_EXERCISE BRIEF_
Please give the count of lines below with the string "label" in them, and no other words.

_DATA FOR PROCESSING_
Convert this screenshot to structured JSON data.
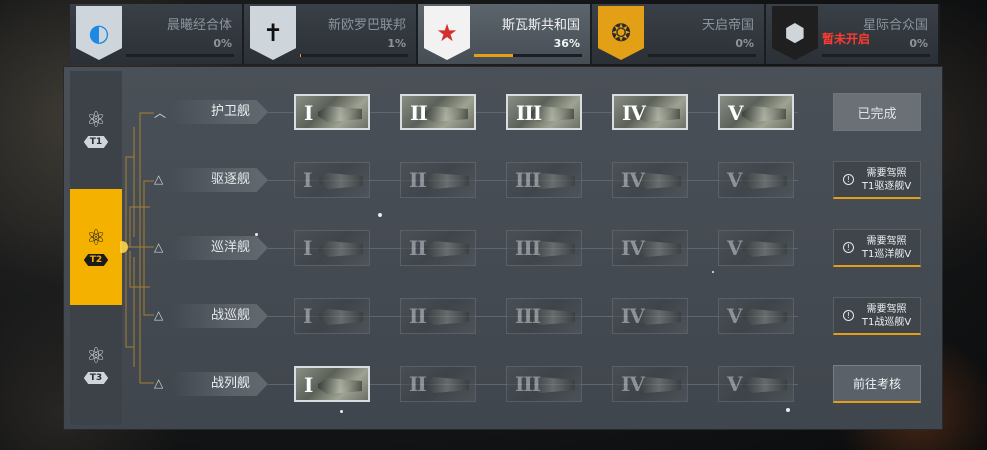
{
  "factions": [
    {
      "name": "晨曦经合体",
      "progress": "0%",
      "progress_value": 0,
      "emblem_color": "#1e88e5",
      "emblem_bg": "#cfd6db",
      "icon": "disc-icon",
      "active": false,
      "locked": ""
    },
    {
      "name": "新欧罗巴联邦",
      "progress": "1%",
      "progress_value": 1,
      "emblem_color": "#111111",
      "emblem_bg": "#cfd6db",
      "icon": "cross-icon",
      "active": false,
      "locked": ""
    },
    {
      "name": "斯瓦斯共和国",
      "progress": "36%",
      "progress_value": 36,
      "emblem_color": "#d32f2f",
      "emblem_bg": "#f2f2f2",
      "icon": "star-icon",
      "active": true,
      "locked": ""
    },
    {
      "name": "天启帝国",
      "progress": "0%",
      "progress_value": 0,
      "emblem_color": "#2b2b2b",
      "emblem_bg": "#e3a017",
      "icon": "rings-icon",
      "active": false,
      "locked": ""
    },
    {
      "name": "星际合众国",
      "progress": "0%",
      "progress_value": 0,
      "emblem_color": "#cfd6db",
      "emblem_bg": "#1f1f1f",
      "icon": "hex-icon",
      "active": false,
      "locked": "暂未开启"
    }
  ],
  "tiers": [
    {
      "label": "T1",
      "active": false
    },
    {
      "label": "T2",
      "active": true
    },
    {
      "label": "T3",
      "active": false
    }
  ],
  "numerals": [
    "I",
    "II",
    "III",
    "IV",
    "V"
  ],
  "rows": [
    {
      "label": "护卫舰",
      "caret": "︿",
      "unlocked_stages": [
        0,
        1,
        2,
        3,
        4
      ],
      "action": {
        "type": "done",
        "text": "已完成"
      }
    },
    {
      "label": "驱逐舰",
      "caret": "△",
      "unlocked_stages": [],
      "action": {
        "type": "req",
        "line1": "需要驾照",
        "line2": "T1驱逐舰V"
      }
    },
    {
      "label": "巡洋舰",
      "caret": "△",
      "unlocked_stages": [],
      "action": {
        "type": "req",
        "line1": "需要驾照",
        "line2": "T1巡洋舰V"
      }
    },
    {
      "label": "战巡舰",
      "caret": "△",
      "unlocked_stages": [],
      "action": {
        "type": "req",
        "line1": "需要驾照",
        "line2": "T1战巡舰V"
      }
    },
    {
      "label": "战列舰",
      "caret": "△",
      "unlocked_stages": [
        0
      ],
      "action": {
        "type": "go",
        "text": "前往考核"
      }
    }
  ],
  "accent": "#f5b100"
}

_ANSWER TO THE EXERCISE_
8